▶ [Task prompt]: Show all lines from the records below in which the string "scope" is present.

(Extracted records)

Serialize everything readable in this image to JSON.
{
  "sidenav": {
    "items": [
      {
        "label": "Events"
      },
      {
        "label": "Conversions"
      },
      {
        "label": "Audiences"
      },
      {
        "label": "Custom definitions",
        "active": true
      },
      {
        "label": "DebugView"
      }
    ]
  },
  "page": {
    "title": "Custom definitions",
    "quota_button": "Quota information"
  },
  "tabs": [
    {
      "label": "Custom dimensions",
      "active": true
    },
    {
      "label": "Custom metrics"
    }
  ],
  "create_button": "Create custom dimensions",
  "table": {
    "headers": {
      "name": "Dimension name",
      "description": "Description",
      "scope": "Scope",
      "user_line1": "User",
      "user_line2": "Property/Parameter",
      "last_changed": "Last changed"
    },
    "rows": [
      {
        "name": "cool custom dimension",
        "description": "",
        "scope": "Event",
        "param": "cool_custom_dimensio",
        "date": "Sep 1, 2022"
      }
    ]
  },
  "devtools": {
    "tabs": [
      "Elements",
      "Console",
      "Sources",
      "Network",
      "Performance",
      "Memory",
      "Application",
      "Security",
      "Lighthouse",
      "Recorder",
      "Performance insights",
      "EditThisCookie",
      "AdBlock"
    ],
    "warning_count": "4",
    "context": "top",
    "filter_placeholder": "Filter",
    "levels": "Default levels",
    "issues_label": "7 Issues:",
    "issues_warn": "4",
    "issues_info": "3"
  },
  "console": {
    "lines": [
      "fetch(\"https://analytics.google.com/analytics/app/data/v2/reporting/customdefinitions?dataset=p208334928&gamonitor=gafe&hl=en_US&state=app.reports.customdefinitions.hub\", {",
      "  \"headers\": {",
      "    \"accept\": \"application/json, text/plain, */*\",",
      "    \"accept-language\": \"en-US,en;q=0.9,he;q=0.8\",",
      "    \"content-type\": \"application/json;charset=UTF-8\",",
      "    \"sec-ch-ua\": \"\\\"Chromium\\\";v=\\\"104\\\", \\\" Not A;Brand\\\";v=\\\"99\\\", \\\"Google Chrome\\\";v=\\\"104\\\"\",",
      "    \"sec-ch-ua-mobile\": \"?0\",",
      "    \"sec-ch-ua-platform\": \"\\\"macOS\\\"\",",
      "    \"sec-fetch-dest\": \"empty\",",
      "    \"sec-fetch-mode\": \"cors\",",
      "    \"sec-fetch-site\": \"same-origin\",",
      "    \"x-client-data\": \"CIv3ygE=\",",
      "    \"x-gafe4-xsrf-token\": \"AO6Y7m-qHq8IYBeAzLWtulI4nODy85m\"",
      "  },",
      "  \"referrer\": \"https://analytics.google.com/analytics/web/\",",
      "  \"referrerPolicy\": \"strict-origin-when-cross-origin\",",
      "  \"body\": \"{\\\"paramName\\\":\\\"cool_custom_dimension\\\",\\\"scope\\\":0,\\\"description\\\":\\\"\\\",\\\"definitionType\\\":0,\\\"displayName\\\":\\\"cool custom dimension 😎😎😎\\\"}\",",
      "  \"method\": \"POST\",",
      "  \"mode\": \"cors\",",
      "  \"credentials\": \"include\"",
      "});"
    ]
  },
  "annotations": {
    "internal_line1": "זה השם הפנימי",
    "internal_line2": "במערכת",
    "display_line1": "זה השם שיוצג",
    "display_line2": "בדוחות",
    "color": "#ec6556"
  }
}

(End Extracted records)

▶ [Task response]:
      "scope": "Scope",
        "scope": "Event",
      "  \"body\": \"{\\\"paramName\\\":\\\"cool_custom_dimension\\\",\\\"scope\\\":0,\\\"description\\\":\\\"\\\",\\\"definitionType\\\":0,\\\"displayName\\\":\\\"cool custom dimension 😎😎😎\\\"}\",",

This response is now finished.